Hero of Irish revolution remembered with new biography

Tadhg Barry’s name lost within months of death in smoke of the Civil War

He was the last high profile victim of the British forces during the War of Independence and 250,000 people lined the streets of Dublin for his funeral only for him to fade from public consciousness but Cork republican, Tadhg Barry is about to be remembered now with a new biography.

Dr Donal O Drisceoil of the School of History at UCC describes Tadhg Barry as "a forgotten hero" and poses the question why someone, who was such a charismatic figure in the fight for Irish independence, could be so forgotten 100 years on from his death in an internment camp in Co Down.

"Barry's death was a huge but subsequently largely forgotten event in Ireland - a Pathe newsreel, A Patriot's Last Journey, captures a 'Who's who' of republican leaders following his coffin in Dublin including Michael Collins and Cathal Brugha who would soon become civil war enemies and victims," says Dr O Drisceoil.

"Dublin city came to a halt as a quarter of a million people – half the city's population – lined the streets and the Dublin IRA had its last full mobilisation of some 5,000 men before the Treaty split while the scale of Barry's funeral in Cork echoed those of his comrades, Mac Curtain and MacSwiney."



Dr O’Drisceoil argues that Mr Barry’s fading from the public consciousness instead of his anticipated entry into the pantheon of Irish republican martyrs was largely due to the timing of his death when he was fatally shot by a sentry at Ballykinlar Internment Camp in Co Down on November 15th 1921.

“The Anglo-Irish Treaty was signed three weeks to the day after his death and this quickly monopolised attention – the united movement which elevated him to hero/martyr status was quickly ripped asunder in the Treaty split and his name became lost in the smoke of civil war.”

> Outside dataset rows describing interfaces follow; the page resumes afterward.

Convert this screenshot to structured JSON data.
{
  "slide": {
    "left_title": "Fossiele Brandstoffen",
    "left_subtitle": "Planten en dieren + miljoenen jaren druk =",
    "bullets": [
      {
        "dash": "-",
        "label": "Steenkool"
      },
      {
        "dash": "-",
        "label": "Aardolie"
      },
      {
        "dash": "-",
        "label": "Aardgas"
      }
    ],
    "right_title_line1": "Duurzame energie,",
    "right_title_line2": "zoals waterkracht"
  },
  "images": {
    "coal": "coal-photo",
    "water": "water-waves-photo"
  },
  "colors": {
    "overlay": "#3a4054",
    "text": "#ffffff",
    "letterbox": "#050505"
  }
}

Now Dr O'Drisceoil has helped reclaim Barry from that oblivion with his biography Utter Disloyalist – Tadhg Barry and The Irish Revolution which details not just his role as an Irish Volunteer and Sinn Féin activist but also his role as a trade unionist in the ITGWU and an innovator in the GAA.

Mr Barry was born on February 25th, 1880 and grew on Blarney Street on Cork's northside, attending the North Monastery whose other alumni included MacCurtain, MacSwiney and Cork IRA leader, Sean O'Hegarty and he worked in the nearby Eglington Asylum before emigrating to England in 1903.

Upon his return to Cork, he immersed himself in the cultural and political life of the city, becoming active in the GAA, the Celtic Literary Society, the Gaelic League, the IRB and Sinn Féin.

Mr Barry was a founder member of the Irish Volunteers in Cork in 1913 and split with O’Brien over his support for the British when the first World War broke out and although he was frustrated by the confusion over Cork’s nonparticipation in the Easter Rising, he avoided arrest until December 1916.


Mr Barry will be remembered in his native Cork on the 100th anniversary of his death on Monday when the Lord Mayor of Cork, Cllr Colm Kelleher will officiate at a number of events including the unveiling of a plaque at Mr Barry's former home at 54 Blarney Street.

Other commemorative events include the laying of a wreath by Cllr Kelleher at Mr Barry's grave in the Republican Plot at St Finbarr's where lies beside McCurtain and MacSwiney and the official opening of The Tadhg Barry Exhibition at the Cork City & County Archives on Great William O'Brien St in Blackpool.

Meanwhile Dr O'Drisceoil has provided an interview with Cork Mother Jones Committee member Ann Piggott about Barry which will be broadcast during the 2021 Spirit of Mother Jones Festival while it will also screen on Cork Community TV on November 26th together with a documentary Tadhg Barry Remembered.

Utter Disloyalist – Tadhg Barry and The Irish Revolution is published by Mercier Press

Barry Roche

Barry Roche

Barry Roche is Southern Correspondent of The Irish Times